Dorothea Bailey-Butts
Dorothea Bailey-Butts

COVINGTON, Ga. — Newton County’s coroner is facing both losing her salary and her elected position after the county manager recently began the process of seeking her removal from office.

The Georgia Coroners Training Council is scheduled to meet later this month and could consider removing Coroner Dorothea Bailey-Butts’ certification that state law requires she have before she can be paid, said Council Chairman Richard Stanley of Dublin.

Stanley, who is coroner of Laurens County, said the Council could remove the certification a coroner is required to hold to receive her $35,000 annual salary from the county.

The Georgia Administrative Code that governs the Coroners Training Council states, “No coroner shall charge or collect any fee, charge, or cost of any kind for his services unless such coroner is properly certified.” 

The five-member Training Council can remove a coroner’s certification if the holder of the office, “Is unable to perform the duties of the office with ‘reasonable skill and safety to citizens’ because of illness, use of substances, or the result of a physical or mental condition.”

Other instances in which the Council can remove certification are for conviction of a crime involving “moral turpitude,” or crimes classified as felonies or involving marijuana or a controlled substance.

However, the law is not clear how long she must be in office to satisfy the basic training requirements for certification. Bailey-Butts took office Jan. 1 and only recently attended her first training course after she said an initial training session was postponed because of COVID-19.

If the Council votes to remove her certification, the coroner can request a hearing to contest the action, the law states.

Meanwhile, the process of removing a coroner from office begins with someone informing the governor about the need for an investigation into the coroner’s actions, according to state law.

The governor then determines if the investigation is needed because of pending criminal charges, alleged misconduct in office, or alleged incapacity of the coroner to perform the functions of the job, the law states.

If the governor agrees, he then forms a committee made up of members or either the Georgia Coroners Association or the Training Council— the law does not specify which group — to launch an investigation and report its findings within 30 days.

Depending on the committee’s recommendation, the governor may suspend the coroner for up to 60 days and recommend the District Attorney file a removal petition.

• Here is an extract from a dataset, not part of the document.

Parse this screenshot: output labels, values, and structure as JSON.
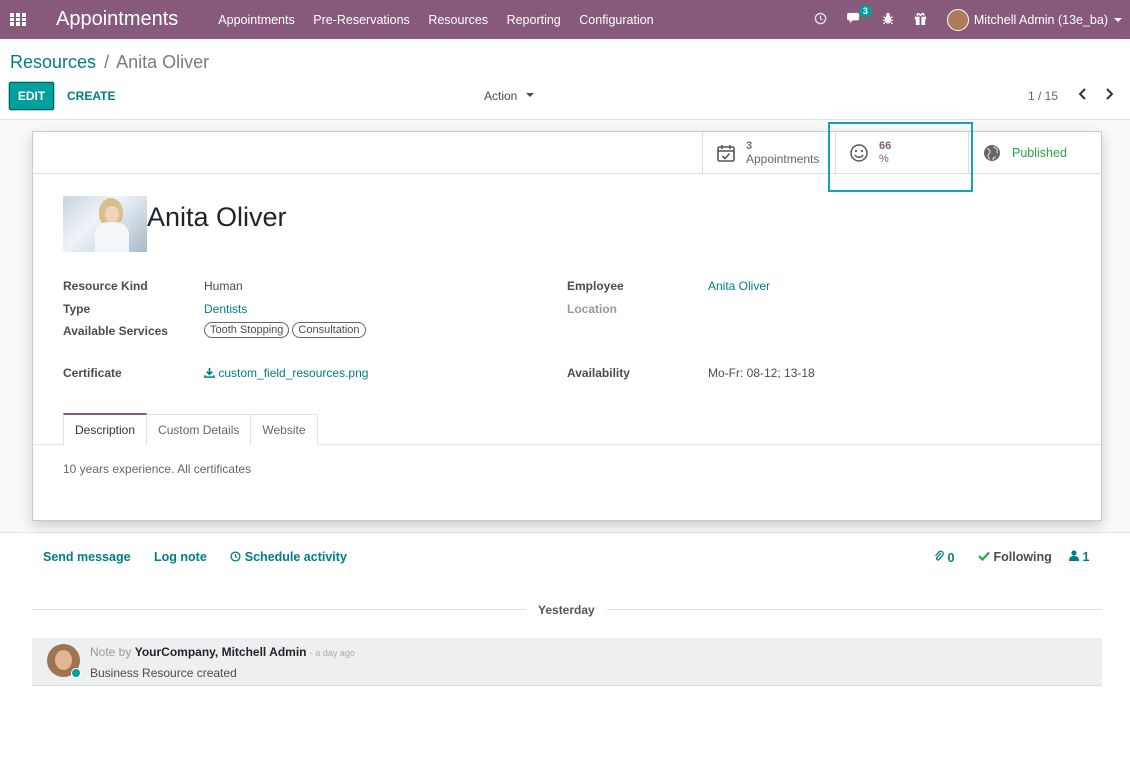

A Superior Court judge then would make the ultimate decision to remove the coroner from office for reasons “including incapacity or misbehavior in office” following a hearing before a jury.

The law states the process for removing a coroner mirrors the process for removing a Superior Court clerk.

A spokesperson for the Georgia Attorney General’s office declined comment about the parts of state law surrounding a removal from office.

County Manager Lloyd Kerr filed a petition Jan. 29 with the Coroners Training Council to seek an emergency injunction to prevent her from continuing in the elected position "effective immediately."

The allegations against her include refusing to transport a body from a fatal wreck on Georgia Hwy. 212 last month despite its requirement in state law.

She also possibly destroyed evidence and mishandled the body of a suicide victim; and left a deceased hotel patron in plain view of other guests and employees, according to the petition.

Kerr’s petition also includes other allegations against Bailey-Butts for actions she took between taking office Jan. 1 and Jan. 29 that he said show that “she is wholly unable to competently serve as the county's coroner."

The additional allegations range from possibly being mentally unstable; to telling county commissioners she had damaging information to force them to approve more money for her office.

County spokesman Bryan Fazio said Kerr was pursuing the action despite the potentially lengthy process for her removal.

“When he filed it, it was with much thought and research and the action was not taken lightly,” Fazio said.

Bailey-Butts did not return an emailed request for comment.

She recently told an Atlanta TV station she denied many of the allegations in the petition and defended other actions by saying she was not properly trained.